Sri Lanka’s tourism arrival numbers are up, but beach front properties remain virtually empty

Despite claims that tourist revivals are up 8 percent by May, many of Sri Lanka’s resorts on the southern coast remain almost empty since the tsunami. Despite claims that tourist revivals are up 8 percent by May, many of Sri Lanka’s resorts on the southern coast remain almost empty since the tsunami. Visitors who helped swell the tourist arrival numbers were businessmen or those who helped with the tsunami recovery and not holidaymakers according to the industry.

Southern hoteliers say government not doing enough to help speed up a return to normalcy for people and the industry.

Young coconut saplings on the Kalutara beach: a sign people are back at the beach after the tsunami that devastated the area.

The saplings were platted by these people who are also clearing the clutter from the beach that only a few months ago was abuzz with tourists.

USAID is sponsoring the cleanup through the Tourism cluster to ready the industry for the tourism season that starts in a few months.
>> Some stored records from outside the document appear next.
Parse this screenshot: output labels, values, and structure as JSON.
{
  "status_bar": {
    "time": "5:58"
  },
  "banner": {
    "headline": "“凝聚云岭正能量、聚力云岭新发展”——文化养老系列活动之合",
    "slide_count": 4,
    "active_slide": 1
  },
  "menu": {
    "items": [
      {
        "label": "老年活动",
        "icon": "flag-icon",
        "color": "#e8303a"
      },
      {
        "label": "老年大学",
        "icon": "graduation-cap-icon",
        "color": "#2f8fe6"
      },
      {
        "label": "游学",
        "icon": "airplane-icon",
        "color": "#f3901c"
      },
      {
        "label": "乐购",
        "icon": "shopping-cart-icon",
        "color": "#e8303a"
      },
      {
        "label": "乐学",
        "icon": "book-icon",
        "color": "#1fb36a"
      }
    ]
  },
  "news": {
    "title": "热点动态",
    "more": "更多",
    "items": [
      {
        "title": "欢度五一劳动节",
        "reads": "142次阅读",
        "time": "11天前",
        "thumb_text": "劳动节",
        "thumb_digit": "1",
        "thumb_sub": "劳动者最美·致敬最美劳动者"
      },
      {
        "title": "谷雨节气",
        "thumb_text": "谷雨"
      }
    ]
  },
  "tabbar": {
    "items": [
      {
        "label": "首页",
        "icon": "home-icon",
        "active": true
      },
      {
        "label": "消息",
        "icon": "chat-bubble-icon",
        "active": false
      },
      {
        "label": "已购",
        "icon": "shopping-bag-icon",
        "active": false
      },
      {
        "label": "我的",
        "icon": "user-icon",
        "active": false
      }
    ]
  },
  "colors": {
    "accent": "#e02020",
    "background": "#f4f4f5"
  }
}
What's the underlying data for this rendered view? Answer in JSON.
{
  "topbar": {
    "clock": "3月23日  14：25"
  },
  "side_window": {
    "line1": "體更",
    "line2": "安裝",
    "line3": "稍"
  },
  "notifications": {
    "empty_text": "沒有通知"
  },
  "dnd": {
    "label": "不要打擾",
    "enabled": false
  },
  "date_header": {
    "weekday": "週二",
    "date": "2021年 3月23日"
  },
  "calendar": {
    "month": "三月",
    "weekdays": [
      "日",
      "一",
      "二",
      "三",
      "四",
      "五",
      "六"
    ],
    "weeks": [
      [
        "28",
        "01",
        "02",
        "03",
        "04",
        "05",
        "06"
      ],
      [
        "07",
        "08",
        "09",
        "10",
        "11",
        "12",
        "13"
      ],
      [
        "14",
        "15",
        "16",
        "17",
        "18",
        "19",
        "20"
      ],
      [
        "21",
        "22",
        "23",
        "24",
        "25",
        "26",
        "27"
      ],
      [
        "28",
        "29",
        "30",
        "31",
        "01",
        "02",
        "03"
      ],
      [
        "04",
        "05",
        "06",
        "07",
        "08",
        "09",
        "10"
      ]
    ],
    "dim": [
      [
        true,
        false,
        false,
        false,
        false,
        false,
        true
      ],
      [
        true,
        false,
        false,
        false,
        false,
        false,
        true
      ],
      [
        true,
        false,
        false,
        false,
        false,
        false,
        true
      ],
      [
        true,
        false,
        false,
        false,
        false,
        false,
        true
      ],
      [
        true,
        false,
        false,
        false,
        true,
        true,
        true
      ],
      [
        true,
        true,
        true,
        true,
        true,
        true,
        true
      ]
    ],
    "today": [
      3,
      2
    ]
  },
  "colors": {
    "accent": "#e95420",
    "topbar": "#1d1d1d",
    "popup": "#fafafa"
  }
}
Small and medium sized hotels dominated this stretch of beach at Kalutara.

Small hoteliers like Nelson, who has been in business for over